§ YOUR GOAL: Calculate how many lines of the data hold "Nepal". The answer consists of that number only.

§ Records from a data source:
**********

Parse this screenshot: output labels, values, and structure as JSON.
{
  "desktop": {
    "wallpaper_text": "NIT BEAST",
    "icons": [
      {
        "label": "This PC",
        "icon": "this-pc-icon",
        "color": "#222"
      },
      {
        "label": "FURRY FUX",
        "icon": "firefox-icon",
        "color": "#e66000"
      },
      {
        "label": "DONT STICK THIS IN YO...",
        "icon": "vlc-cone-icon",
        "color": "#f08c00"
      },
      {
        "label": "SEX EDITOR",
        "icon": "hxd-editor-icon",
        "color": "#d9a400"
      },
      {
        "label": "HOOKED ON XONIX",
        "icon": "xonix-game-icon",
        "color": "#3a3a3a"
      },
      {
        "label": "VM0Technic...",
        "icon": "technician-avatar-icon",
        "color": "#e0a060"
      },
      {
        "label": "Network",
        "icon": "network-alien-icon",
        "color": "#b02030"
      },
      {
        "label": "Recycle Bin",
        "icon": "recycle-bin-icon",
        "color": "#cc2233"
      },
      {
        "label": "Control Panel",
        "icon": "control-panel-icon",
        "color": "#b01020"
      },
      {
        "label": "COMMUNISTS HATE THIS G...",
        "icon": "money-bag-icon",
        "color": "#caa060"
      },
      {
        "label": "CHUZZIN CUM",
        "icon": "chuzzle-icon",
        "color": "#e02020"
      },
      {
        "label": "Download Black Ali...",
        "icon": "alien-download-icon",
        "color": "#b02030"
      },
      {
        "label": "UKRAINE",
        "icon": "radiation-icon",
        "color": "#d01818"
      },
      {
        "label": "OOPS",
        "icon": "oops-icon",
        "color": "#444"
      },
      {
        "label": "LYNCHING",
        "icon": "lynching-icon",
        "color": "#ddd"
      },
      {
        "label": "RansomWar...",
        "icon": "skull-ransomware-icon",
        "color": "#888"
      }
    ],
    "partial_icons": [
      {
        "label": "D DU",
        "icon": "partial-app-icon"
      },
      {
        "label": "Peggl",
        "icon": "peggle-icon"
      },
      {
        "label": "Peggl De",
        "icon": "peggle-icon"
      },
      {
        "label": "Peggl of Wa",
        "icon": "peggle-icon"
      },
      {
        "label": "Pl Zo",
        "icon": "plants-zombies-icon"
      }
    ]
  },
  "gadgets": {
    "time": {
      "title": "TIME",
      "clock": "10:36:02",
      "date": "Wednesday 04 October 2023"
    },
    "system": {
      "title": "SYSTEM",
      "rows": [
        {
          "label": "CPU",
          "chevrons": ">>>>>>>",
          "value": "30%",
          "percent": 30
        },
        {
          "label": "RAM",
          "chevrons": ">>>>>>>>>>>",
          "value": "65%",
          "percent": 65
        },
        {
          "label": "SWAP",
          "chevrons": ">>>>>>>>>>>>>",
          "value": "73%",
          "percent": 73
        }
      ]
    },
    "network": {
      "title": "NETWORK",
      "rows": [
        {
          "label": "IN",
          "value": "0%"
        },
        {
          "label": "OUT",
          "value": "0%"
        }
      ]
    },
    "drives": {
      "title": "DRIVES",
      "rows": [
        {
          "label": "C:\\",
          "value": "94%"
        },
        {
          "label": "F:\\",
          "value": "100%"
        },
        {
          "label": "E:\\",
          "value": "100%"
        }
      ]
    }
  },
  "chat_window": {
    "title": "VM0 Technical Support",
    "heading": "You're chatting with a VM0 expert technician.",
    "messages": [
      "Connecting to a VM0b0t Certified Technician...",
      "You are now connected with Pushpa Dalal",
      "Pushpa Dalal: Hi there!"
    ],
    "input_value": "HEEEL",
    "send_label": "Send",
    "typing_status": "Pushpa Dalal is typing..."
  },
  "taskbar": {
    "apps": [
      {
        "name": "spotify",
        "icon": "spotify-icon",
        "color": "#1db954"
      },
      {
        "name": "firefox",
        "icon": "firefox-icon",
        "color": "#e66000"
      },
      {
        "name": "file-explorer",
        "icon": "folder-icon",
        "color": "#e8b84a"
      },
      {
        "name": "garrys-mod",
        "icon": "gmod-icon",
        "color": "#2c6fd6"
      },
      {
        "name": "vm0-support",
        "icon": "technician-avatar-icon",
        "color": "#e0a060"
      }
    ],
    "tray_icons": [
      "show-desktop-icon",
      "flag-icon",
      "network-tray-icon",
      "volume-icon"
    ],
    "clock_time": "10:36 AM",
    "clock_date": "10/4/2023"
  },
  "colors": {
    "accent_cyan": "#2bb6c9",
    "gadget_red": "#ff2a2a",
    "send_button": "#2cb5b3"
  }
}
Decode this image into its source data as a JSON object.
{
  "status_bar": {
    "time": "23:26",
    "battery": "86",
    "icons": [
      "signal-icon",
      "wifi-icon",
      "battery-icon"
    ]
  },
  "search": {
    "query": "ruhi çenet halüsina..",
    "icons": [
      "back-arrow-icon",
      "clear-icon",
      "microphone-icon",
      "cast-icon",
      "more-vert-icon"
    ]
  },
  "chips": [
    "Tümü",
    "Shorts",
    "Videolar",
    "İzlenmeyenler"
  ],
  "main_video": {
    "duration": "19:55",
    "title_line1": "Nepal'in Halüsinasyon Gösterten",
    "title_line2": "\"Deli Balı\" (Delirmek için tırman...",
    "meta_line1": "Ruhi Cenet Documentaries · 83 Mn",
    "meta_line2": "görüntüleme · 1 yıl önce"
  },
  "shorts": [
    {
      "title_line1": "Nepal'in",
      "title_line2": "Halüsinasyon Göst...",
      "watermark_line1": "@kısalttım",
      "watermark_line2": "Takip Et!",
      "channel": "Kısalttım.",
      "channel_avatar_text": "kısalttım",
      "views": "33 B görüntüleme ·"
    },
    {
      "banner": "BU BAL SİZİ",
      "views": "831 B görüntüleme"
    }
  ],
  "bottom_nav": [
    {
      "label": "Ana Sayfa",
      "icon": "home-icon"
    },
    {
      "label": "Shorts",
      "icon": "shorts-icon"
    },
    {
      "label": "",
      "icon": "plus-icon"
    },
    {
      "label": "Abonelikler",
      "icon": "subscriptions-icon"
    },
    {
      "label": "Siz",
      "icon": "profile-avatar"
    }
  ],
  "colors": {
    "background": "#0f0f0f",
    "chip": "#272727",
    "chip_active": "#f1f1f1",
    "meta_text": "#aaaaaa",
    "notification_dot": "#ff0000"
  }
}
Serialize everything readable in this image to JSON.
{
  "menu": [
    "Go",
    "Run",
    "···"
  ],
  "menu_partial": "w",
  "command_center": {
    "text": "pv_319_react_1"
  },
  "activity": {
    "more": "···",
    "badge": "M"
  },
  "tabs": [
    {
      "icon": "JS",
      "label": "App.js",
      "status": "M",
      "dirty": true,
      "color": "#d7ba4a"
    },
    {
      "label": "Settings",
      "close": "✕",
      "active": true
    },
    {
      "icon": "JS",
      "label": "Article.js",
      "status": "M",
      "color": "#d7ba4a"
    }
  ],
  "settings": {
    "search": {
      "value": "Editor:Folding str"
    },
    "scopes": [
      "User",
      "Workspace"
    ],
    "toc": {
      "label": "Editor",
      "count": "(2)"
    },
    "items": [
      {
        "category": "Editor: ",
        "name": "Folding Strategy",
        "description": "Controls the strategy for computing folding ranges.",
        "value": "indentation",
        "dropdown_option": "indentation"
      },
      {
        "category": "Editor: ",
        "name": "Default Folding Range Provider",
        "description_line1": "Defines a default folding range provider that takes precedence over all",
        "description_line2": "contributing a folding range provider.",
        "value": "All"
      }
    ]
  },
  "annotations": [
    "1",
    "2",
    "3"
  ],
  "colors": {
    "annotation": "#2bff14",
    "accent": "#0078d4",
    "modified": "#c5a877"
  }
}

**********

§ EXERCISE SOLUTION: 2